files nisplus nis dns
That would mean for files it would look in /etc/hosts but it can't find the hostname there so it goes on to the next. Then it sends the two packets which you logged to find the nisplus and the nis servers but I doubt you have them installed so it just continues and goes on to your dns which is the udp packet on port 53. You use the dns server you got from your isp through dhcp. And that dns server knows nothing about your hostname so it will just timeout making you wait all that time.
So if you make sure your /etc/hosts contains the hostname it's trying to look for then it will find it right away.
How do I found how what program is trying to resolve this hostname? I've looked around XF86Config and I haven't seen anything obvious I should change. Whatever is trying to resolve this hostname is never getting it resolved, so it is probably ok to delete, I think, but how do I find out what it is? Or how do I find out what hostname is trying to be resolved so I put that in my hosts file?
Well it's most likely looking for either localhost or the hostname. You can find out what the hostname is by running hostname in a terminal. Make sure you have at least the following line in your /etc/hosts file:
127.0.0.1 localhost.localdomain localhost
You can add the hostname to the end of that line to let it resolve that one to.
If that doesn't help then you could use tcpdump or something like that to log the udp packets on port 53 going outwards.
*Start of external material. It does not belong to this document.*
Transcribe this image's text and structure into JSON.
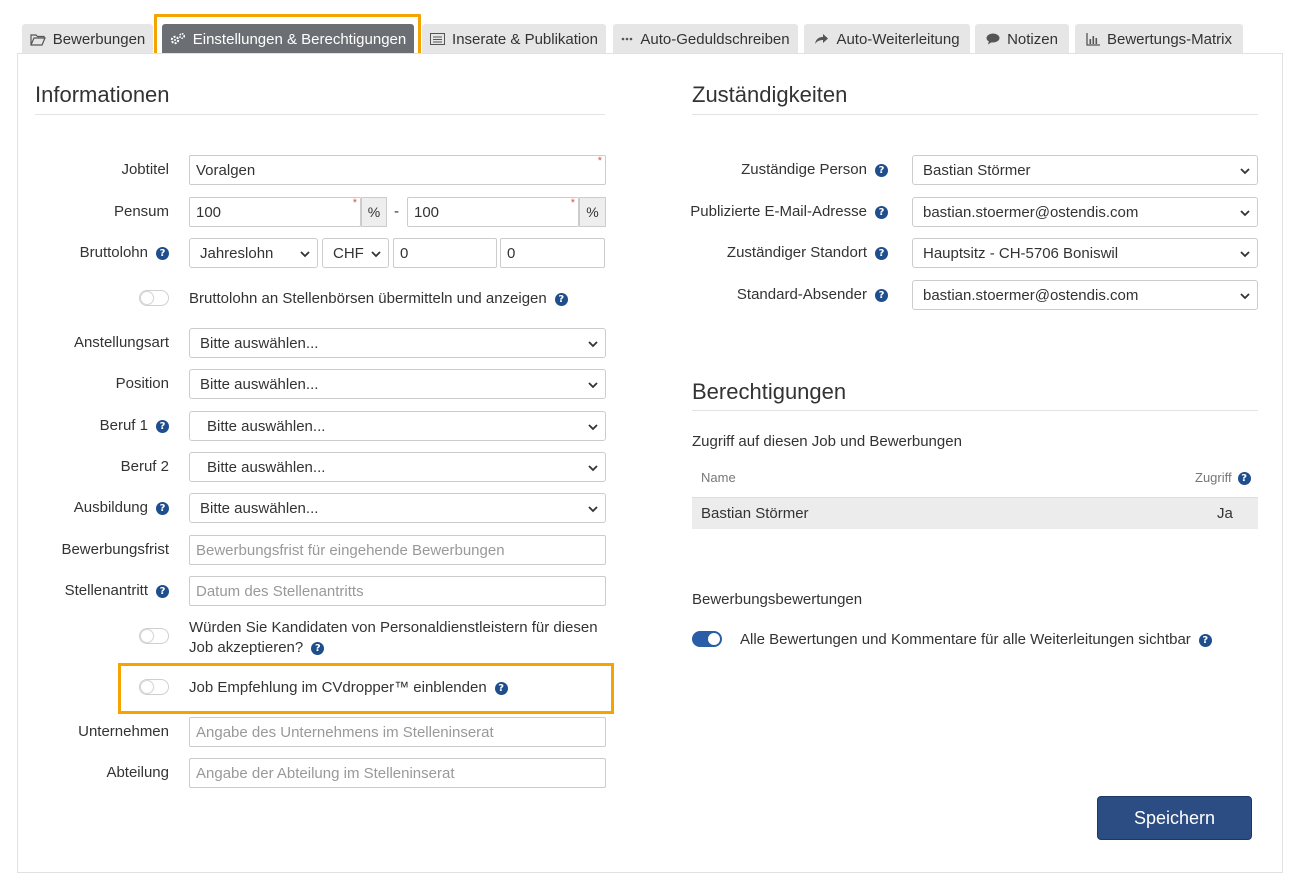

And try and see what kind of dns request it's trying to do.
Another thing to think about is this. By default X-Windows uses network connectivity to communicate across itself. It loads a set of core binaries to get up and running, and then uses network access to communicate with other programs(for things like KDE and GNOME this is probably 8-9 apps communicating). Most of the time it uses named pipes or the special X11 protocols to do this, but it's not uncommon for it to try vanilla tcp/ip to do so.
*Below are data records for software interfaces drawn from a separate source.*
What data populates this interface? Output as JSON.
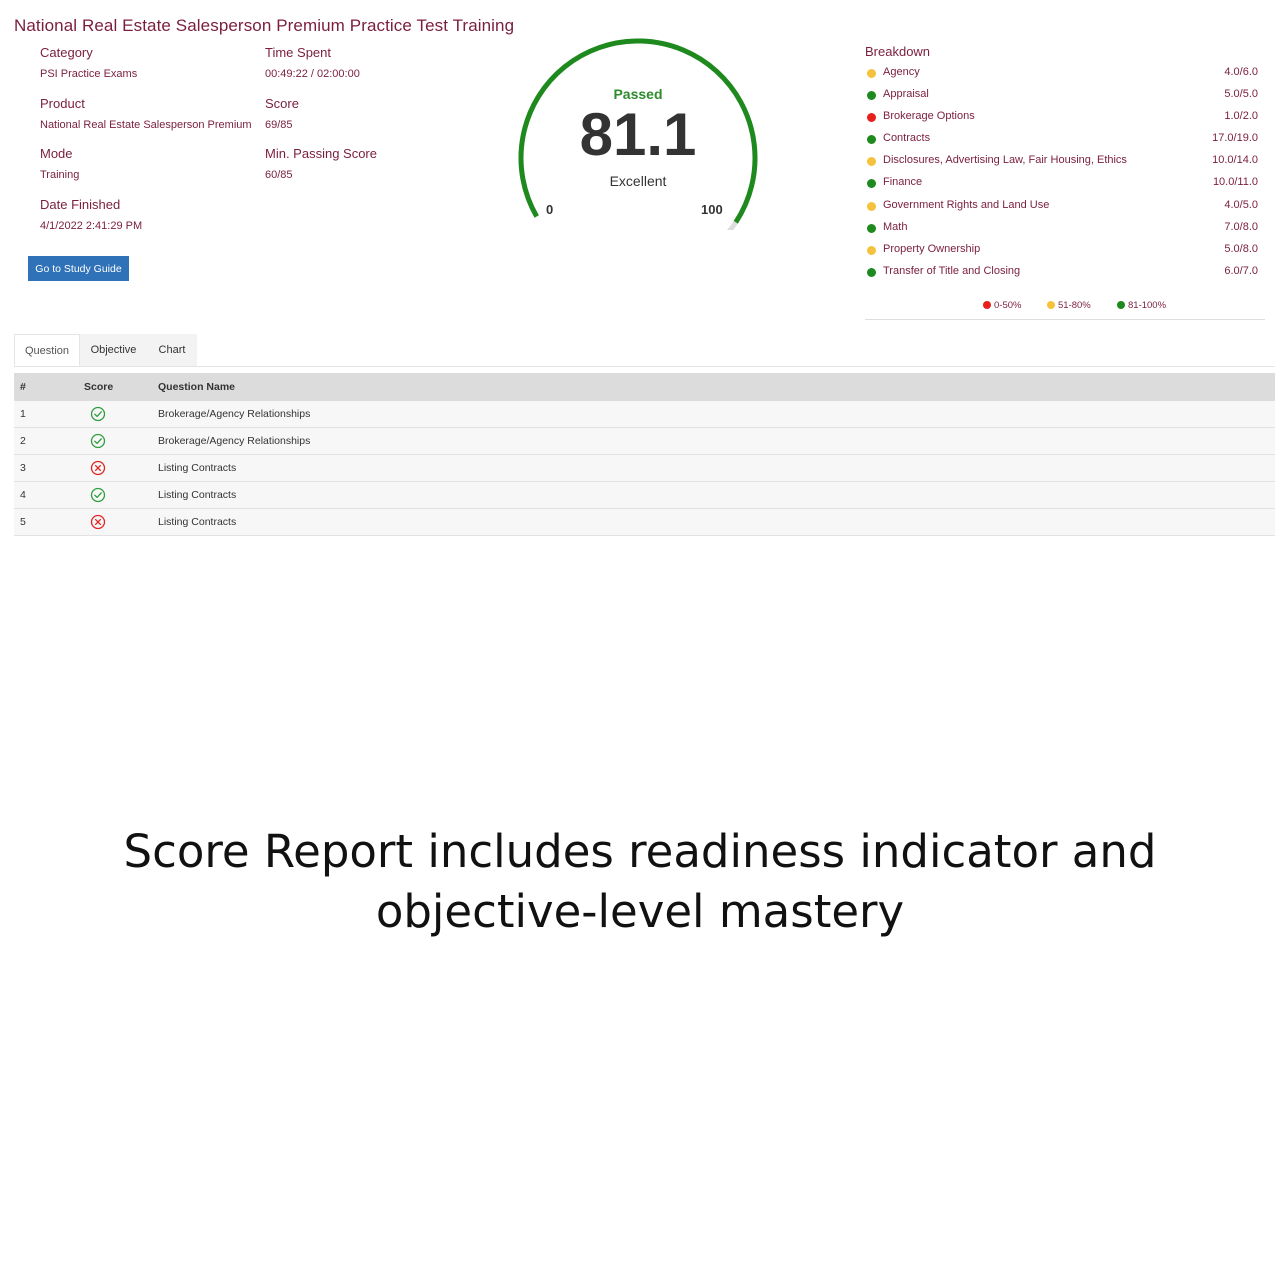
{
  "page": {
    "title": "National Real Estate Salesperson Premium Practice Test Training"
  },
  "info": {
    "category": {
      "label": "Category",
      "value": "PSI Practice Exams"
    },
    "time_spent": {
      "label": "Time Spent",
      "value": "00:49:22 / 02:00:00"
    },
    "product": {
      "label": "Product",
      "value": "National Real Estate Salesperson Premium"
    },
    "score": {
      "label": "Score",
      "value": "69/85"
    },
    "mode": {
      "label": "Mode",
      "value": "Training"
    },
    "min_passing": {
      "label": "Min. Passing Score",
      "value": "60/85"
    },
    "date_finished": {
      "label": "Date Finished",
      "value": "4/1/2022 2:41:29 PM"
    }
  },
  "study_button": {
    "label": "Go to Study Guide"
  },
  "gauge": {
    "status": "Passed",
    "value": "81.1",
    "value_numeric": 81.1,
    "rating": "Excellent",
    "min": "0",
    "max": "100",
    "min_numeric": 0,
    "max_numeric": 100,
    "fill_color": "#1e8a1e",
    "track_color": "#dddddd"
  },
  "breakdown": {
    "title": "Breakdown",
    "items": [
      {
        "name": "Agency",
        "score": "4.0/6.0",
        "color": "#f5c33b"
      },
      {
        "name": "Appraisal",
        "score": "5.0/5.0",
        "color": "#1e8a1e"
      },
      {
        "name": "Brokerage Options",
        "score": "1.0/2.0",
        "color": "#e8201c"
      },
      {
        "name": "Contracts",
        "score": "17.0/19.0",
        "color": "#1e8a1e"
      },
      {
        "name": "Disclosures, Advertising Law, Fair Housing, Ethics",
        "score": "10.0/14.0",
        "color": "#f5c33b"
      },
      {
        "name": "Finance",
        "score": "10.0/11.0",
        "color": "#1e8a1e"
      },
      {
        "name": "Government Rights and Land Use",
        "score": "4.0/5.0",
        "color": "#f5c33b"
      },
      {
        "name": "Math",
        "score": "7.0/8.0",
        "color": "#1e8a1e"
      },
      {
        "name": "Property Ownership",
        "score": "5.0/8.0",
        "color": "#f5c33b"
      },
      {
        "name": "Transfer of Title and Closing",
        "score": "6.0/7.0",
        "color": "#1e8a1e"
      }
    ],
    "legend": [
      {
        "label": "0-50%",
        "color": "#e8201c"
      },
      {
        "label": "51-80%",
        "color": "#f5c33b"
      },
      {
        "label": "81-100%",
        "color": "#1e8a1e"
      }
    ]
  },
  "tabs": [
    {
      "label": "Question",
      "active": true
    },
    {
      "label": "Objective",
      "active": false
    },
    {
      "label": "Chart",
      "active": false
    }
  ],
  "table": {
    "headers": {
      "num": "#",
      "score": "Score",
      "name": "Question Name"
    },
    "rows": [
      {
        "num": "1",
        "correct": true,
        "name": "Brokerage/Agency Relationships"
      },
      {
        "num": "2",
        "correct": true,
        "name": "Brokerage/Agency Relationships"
      },
      {
        "num": "3",
        "correct": false,
        "name": "Listing Contracts"
      },
      {
        "num": "4",
        "correct": true,
        "name": "Listing Contracts"
      },
      {
        "num": "5",
        "correct": false,
        "name": "Listing Contracts"
      }
    ],
    "icons": {
      "correct": "check-circle-icon",
      "incorrect": "x-circle-icon"
    },
    "colors": {
      "correct": "#2e9e3e",
      "incorrect": "#e02424"
    }
  },
  "caption": {
    "line1": "Score Report includes readiness indicator and",
    "line2": "objective-level mastery"
  }
}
Whoo hoo! I finally found out what was happening. I got tcpdump and checked out the packet that was going to my DNS server and saw it was a query for my own hostname. The hostname I had was my own name, but I don't remember ever setting it to that. I did a search with grep -r though my /etc and the name never came up. Changing it with the hostname command would only change it for that logon too, which was a tad annoying. I found out how to change it from searching on the net, and then put a line in hosts to search at 127.0.0.1 for my new hostname, and there we go. No more extra packets searching for a resolution that will never come.